This effectively means that everything but small domestic dwellings must now have adequate surge protection.

Causes and Consequences of Electrical Surges

Most electricity surges are caused either by lightning strikes or electricity switching. A bolt of lightning can carry a current of 200,000A and is particularly dangerous as the flashover can cause fire or electric shock. Switching surges caused by shutting down large inductive loads tend to be less extreme but more repetitive, potentially limiting the operating life of system components.

In terms of SPDs, they serve to prevent damage to all parts of an electrical installation and attached appliances. This is caused by transient overvoltage exceeding the rated withstand limit of electrical equipment, thus causing damage such as burned components, degraded insulation and even melted wires.

In view of the essential equipment that might be affected by surges and the fact that parts of Eastern England average more than 14 days with thunderstorms per year, SPDs are essential in maintaining vital services.

Types of Surge Protection Device

There are three principal types of surge protection device in common use, depending on where they are installed within an installation.

Firstly, Type 1 SPDs are capable of discharging partial lightning current with a waveform of 10/350µs. This makes them suitable for installation on the supply side of the main service entrance, protecting the whole installation including the service panel from overvoltage. Typically, they use a spark gap to direct the surge to earth and prevent it reaching the building.
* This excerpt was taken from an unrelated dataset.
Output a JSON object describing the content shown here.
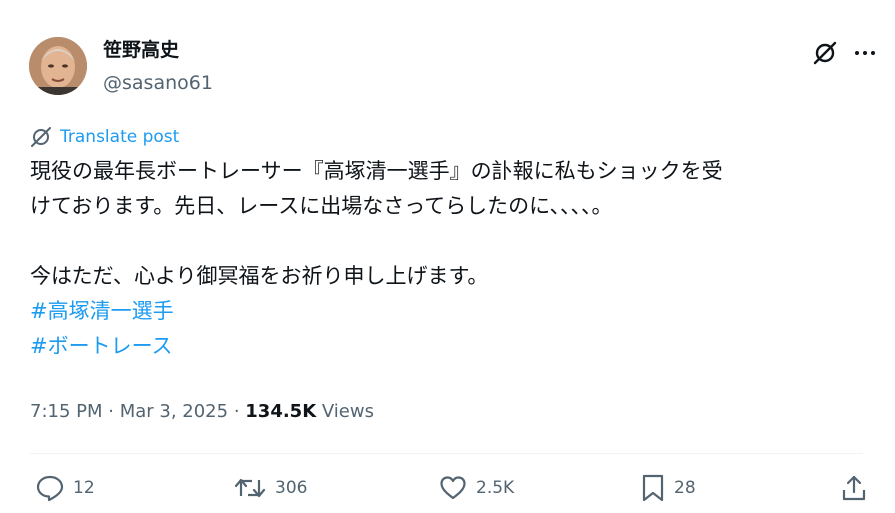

Secondly, Type 2 SPDs are intended to protect equipment attached to an installation. They are positioned on the load side of the main service entrance across phase-neutral or phase-phase and prevent the spread of overvoltage through a metal oxide varistor (MOV) with an 8/20µs current wave. MOVs maintain very high resistance until surge voltage is encountered, at which point resistance drops dramatically and excess current can be channelled to earth.

Finally, Type 3 SPDs are much smaller scale and should only be used in conjunction with a Type 2 device. They are specifically designed for protecting sensitive equipment such as televisions and computers from overvoltage. Their voltage waves tend to be around 1.5/50µs and current waves tend to be around 8/20µs.

Coordination of Surge Protection

Once the correct type of surge protection has been selected, the 18th Edition offers guidance on how to position and coordinate SPDs. Table 443.2 indicates the impulse withstand category different sorts of equipment and denotes the minimum impulse withstand voltage. SPDs should have a protection level significantly lower than the rated impulse withstand voltage. SPDs should also always be from the same manufacturer.

An important factor to consider when installing surge protection is the total length of the leads connecting the SPD to the installation. They should be as short as possible, preferably totalling less than 0.5m and in no case totalling more than 1m. SPDs should always be installed according to the manufacturer’s instructions and preferably on the supply side of RCDs.

For the full 18th Edition Wiring Regulations and accompanying On-Site Guide, please visit our Books and Publications section.